On Friday, hours after the Court's decision was made public, Georgia Attorney General Chris Carr announced that his office had already filed a notice requesting that the 11th Circuit overturn a lower court ruling and allow Georgia’s heartbeat bill to go into effect.
In 2019, the Georgia General Assembly passed the heartbeat law which banned most abortions after about six weeks. The current law allows abortions within 20 weeks of gestation. The heartbeat bill was blocked by an injunction from a federal judge as illegal under Roe v. Wade.
Georgia then appealed the ruling, and the case is still pending at the United States Court of Appeals for the Eleventh Circuit.

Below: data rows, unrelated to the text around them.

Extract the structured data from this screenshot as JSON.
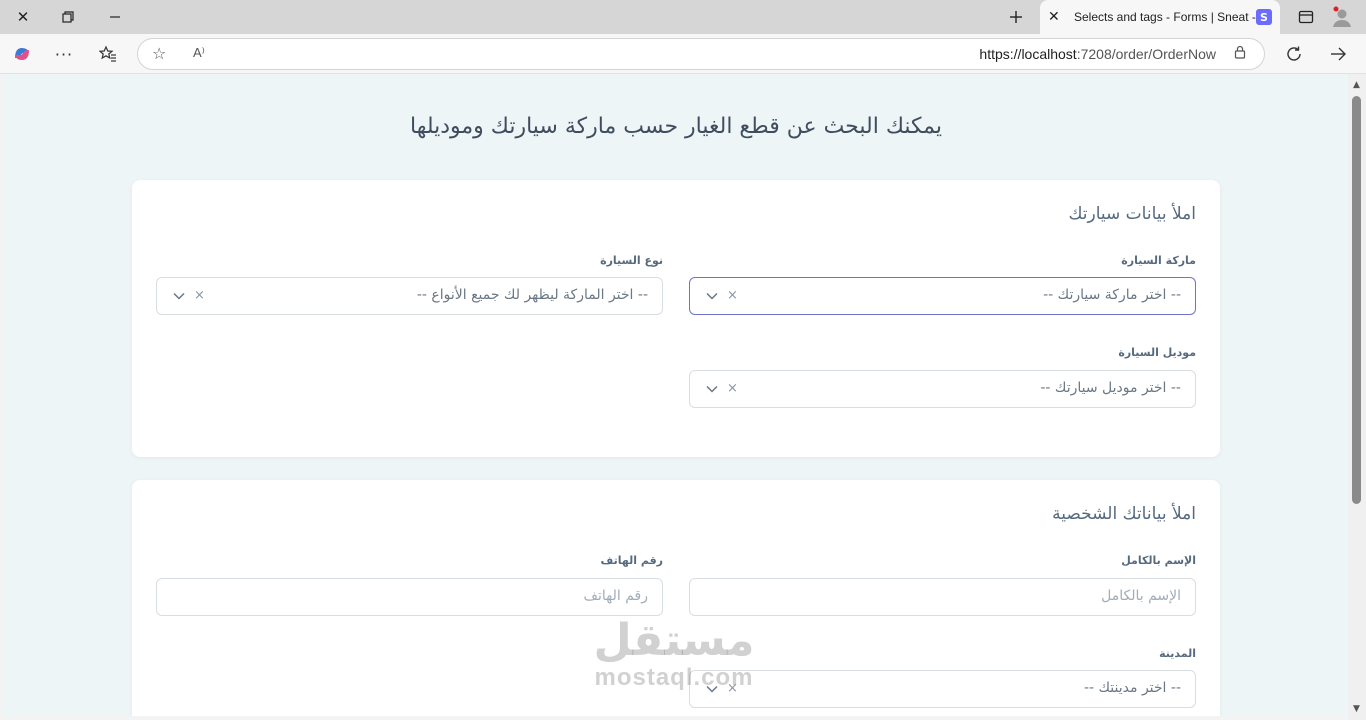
{
  "browser": {
    "tab_title": "Selects and tags - Forms | Sneat -",
    "tab_favicon": "S",
    "url_host": "https://localhost",
    "url_rest": ":7208/order/OrderNow",
    "reader_icon_text": "A⁾"
  },
  "page": {
    "heading": "يمكنك البحث عن قطع الغيار حسب ماركة سيارتك وموديلها"
  },
  "car_card": {
    "title": "املأ بيانات سيارتك",
    "brand_label": "ماركة السيارة",
    "brand_placeholder": "-- اختر ماركة سيارتك --",
    "type_label": "نوع السيارة",
    "type_placeholder": "-- اختر الماركة ليظهر لك جميع الأنواع --",
    "model_label": "موديل السيارة",
    "model_placeholder": "-- اختر موديل سيارتك --"
  },
  "personal_card": {
    "title": "املأ بياناتك الشخصية",
    "name_label": "الإسم بالكامل",
    "name_placeholder": "الإسم بالكامل",
    "phone_label": "رقم الهاتف",
    "phone_placeholder": "رقم الهاتف",
    "city_label": "المدينة",
    "city_placeholder": "-- اختر مدينتك --"
  },
  "select_clear_glyph": "×",
  "watermark": {
    "arabic": "مستقل",
    "latin": "mostaql.com"
  },
  "colors": {
    "accent": "#696cff",
    "page_bg": "#eef5f7",
    "focus_border": "#6f73c9"
  }
}
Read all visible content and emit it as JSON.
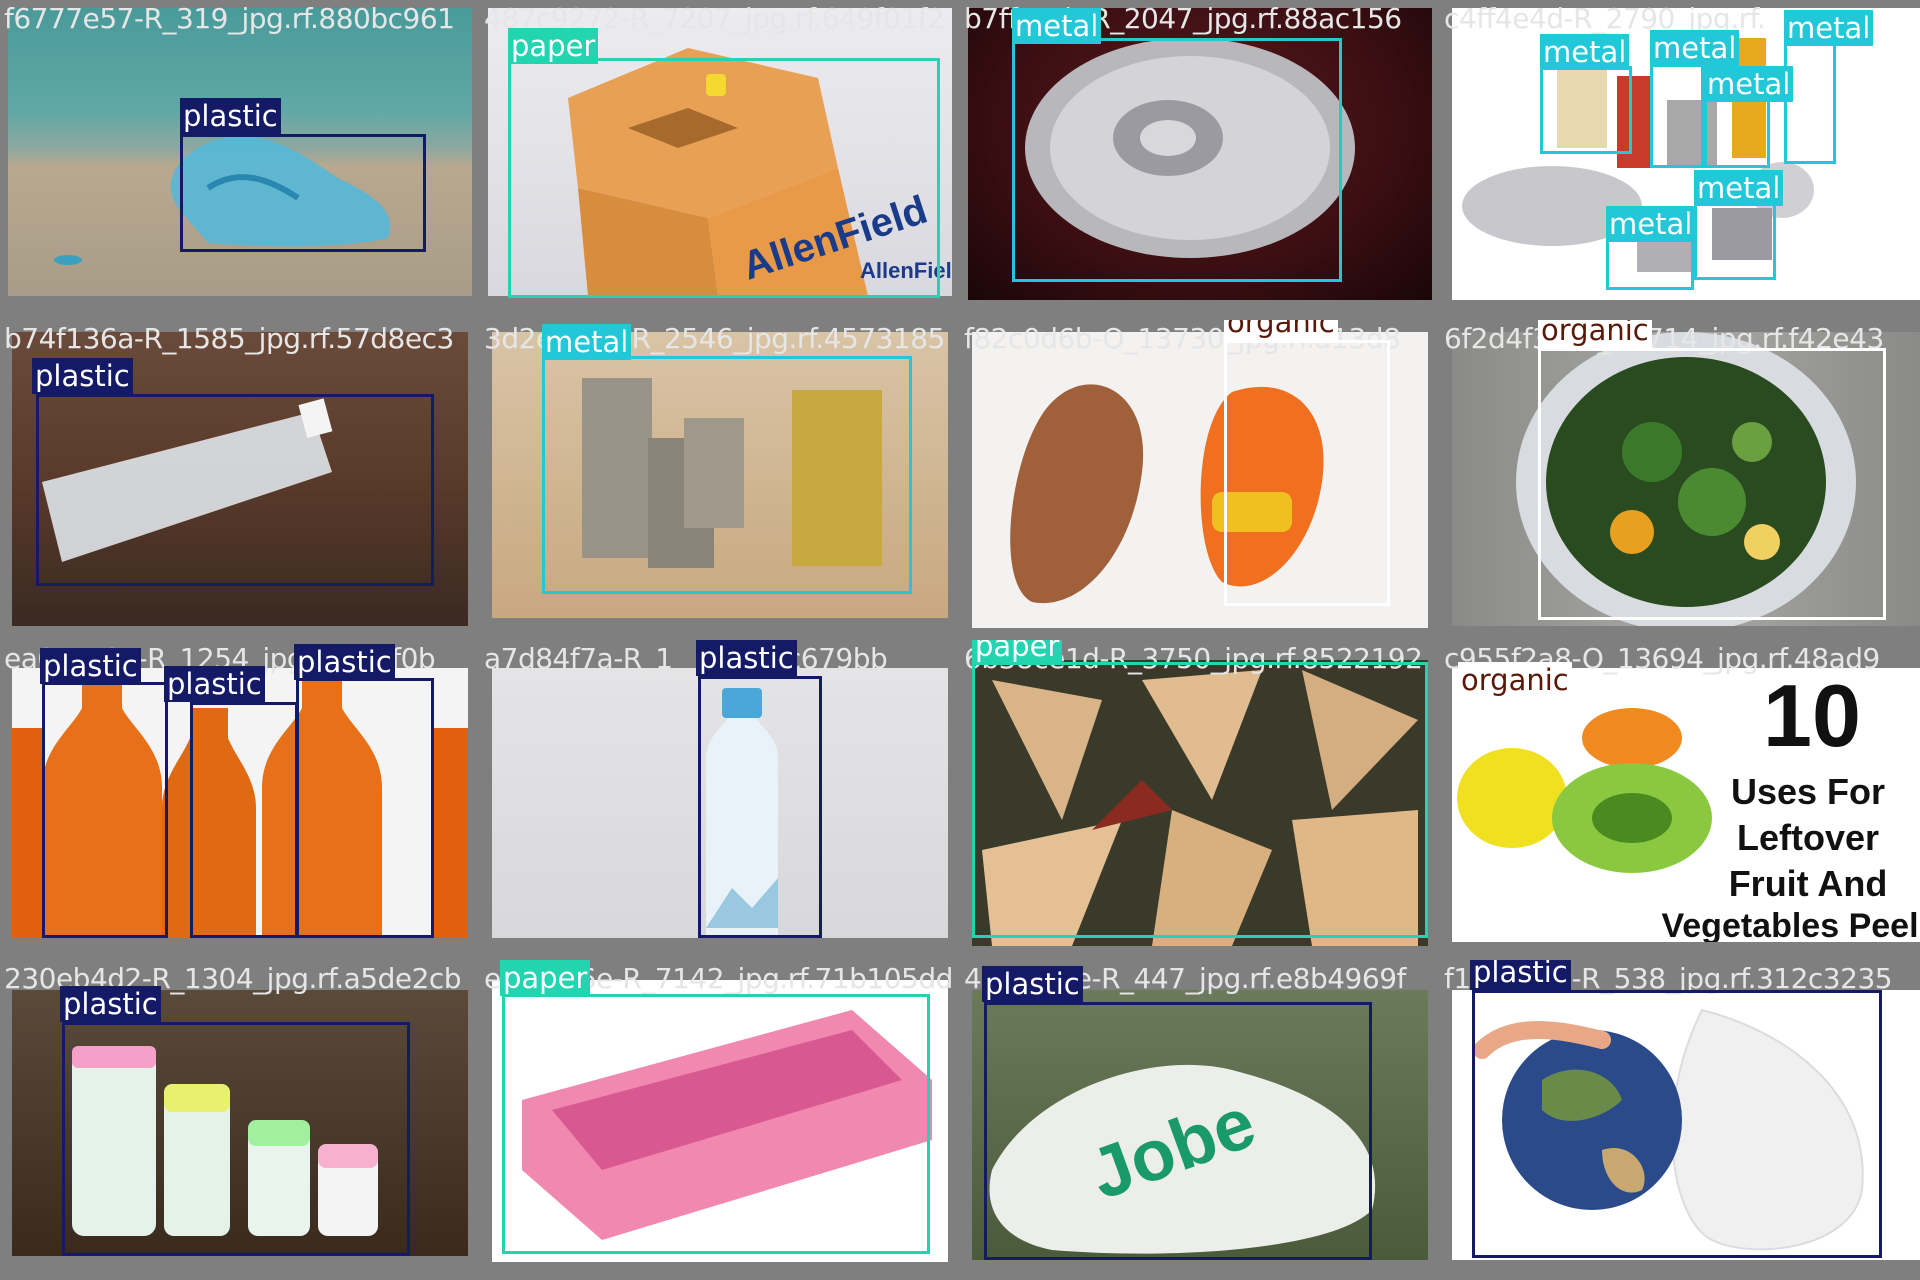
{
  "tiles": [
    {
      "file": "f6777e57-R_319_jpg.rf.880bc961",
      "labels": [
        {
          "cls": "plastic"
        }
      ]
    },
    {
      "file": "487c9272-R_7207_jpg.rf.649f01f2",
      "labels": [
        {
          "cls": "paper"
        }
      ],
      "art_text": [
        "AllenField",
        "AllenField"
      ]
    },
    {
      "file": "b7ffcc4b-R_2047_jpg.rf.88ac156",
      "labels": [
        {
          "cls": "metal"
        }
      ]
    },
    {
      "file": "c4ff4e4d-R_2790_jpg.rf.",
      "labels": [
        {
          "cls": "metal"
        },
        {
          "cls": "metal"
        },
        {
          "cls": "metal"
        },
        {
          "cls": "metal"
        },
        {
          "cls": "metal"
        },
        {
          "cls": "metal"
        }
      ]
    },
    {
      "file": "b74f136a-R_1585_jpg.rf.57d8ec3",
      "labels": [
        {
          "cls": "plastic"
        }
      ]
    },
    {
      "file": "3d2e7448-R_2546_jpg.rf.4573185",
      "labels": [
        {
          "cls": "metal"
        }
      ]
    },
    {
      "file": "f82c0d6b-O_13730_jpg.rf.a13d8",
      "labels": [
        {
          "cls": "organic"
        }
      ]
    },
    {
      "file": "6f2d4f3e-O_13714_jpg.rf.f42e43",
      "labels": [
        {
          "cls": "organic"
        }
      ]
    },
    {
      "file": "ea0c1a3a-R_1254_jpg.rf.463f0b",
      "labels": [
        {
          "cls": "plastic"
        },
        {
          "cls": "plastic"
        },
        {
          "cls": "plastic"
        }
      ]
    },
    {
      "file": "a7d84f7a-R_1__jpg.rf.fc679bb",
      "labels": [
        {
          "cls": "plastic"
        }
      ]
    },
    {
      "file": "6b38ce1d-R_3750_jpg.rf.8522192",
      "labels": [
        {
          "cls": "paper"
        }
      ]
    },
    {
      "file": "c955f2a8-O_13694_jpg.rf.48ad9",
      "labels": [
        {
          "cls": "organic"
        }
      ],
      "art_text": [
        "10",
        "Uses For",
        "Leftover",
        "Fruit And",
        "Vegetables Peel"
      ]
    },
    {
      "file": "230eb4d2-R_1304_jpg.rf.a5de2cb",
      "labels": [
        {
          "cls": "plastic"
        }
      ]
    },
    {
      "file": "e4a82f6e-R_7142_jpg.rf.71b105dd",
      "labels": [
        {
          "cls": "paper"
        }
      ]
    },
    {
      "file": "4b1c9dfe-R_447_jpg.rf.e8b4969f",
      "labels": [
        {
          "cls": "plastic"
        }
      ],
      "art_text": [
        "Jobe"
      ]
    },
    {
      "file": "f1d2e3c4-R_538_jpg.rf.312c3235",
      "labels": [
        {
          "cls": "plastic"
        }
      ]
    }
  ],
  "colors": {
    "plastic": "#141a66",
    "paper": "#22d4b0",
    "metal": "#22c8d8",
    "organic": "#ffffff",
    "background": "#7f7f7f"
  }
}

Georgia Power eyes 12 percent rate hike
Georgia Power wants to raise customer bills 12% over the next three years.
In a rate filing Friday with state regulators, the company said that the extra $2.8 billion it wants to collect would pay for system improvements, higher costs and higher profits.
The Georgia Public Service Commission will evaluate the plan and is likely to vote in December.
A typical residential customer who pays $128 a month now would see bills rise by $14.32 next year and by $16.29 total over three years.
Georgia Power customers are likely to see other increases to pay for nuclear reactors at Plant Vogtle and for higher fuel costs.
Kemp promises more money for school safety
Millions of dollars are being allocated to school safety in Georgia.
Governor Brian Kemp announced the funding at the conclusion of a three day conference on school safety in Columbus.
The AJC reports part of the conference focused on an update of the state’s five year old safety guidance for schools. Among the new grants are $2.6 million to enhance training for school police, $182,000 to buy 210 tactical kits for school police, $1 million for regional and other school safety training, including for instructors, plus new reference guides.
The state is also issuing $4.5 million in competitive grants to local and state law enforcement to train for school safety, use-of-force and de-escalation and to pay for mental health resources.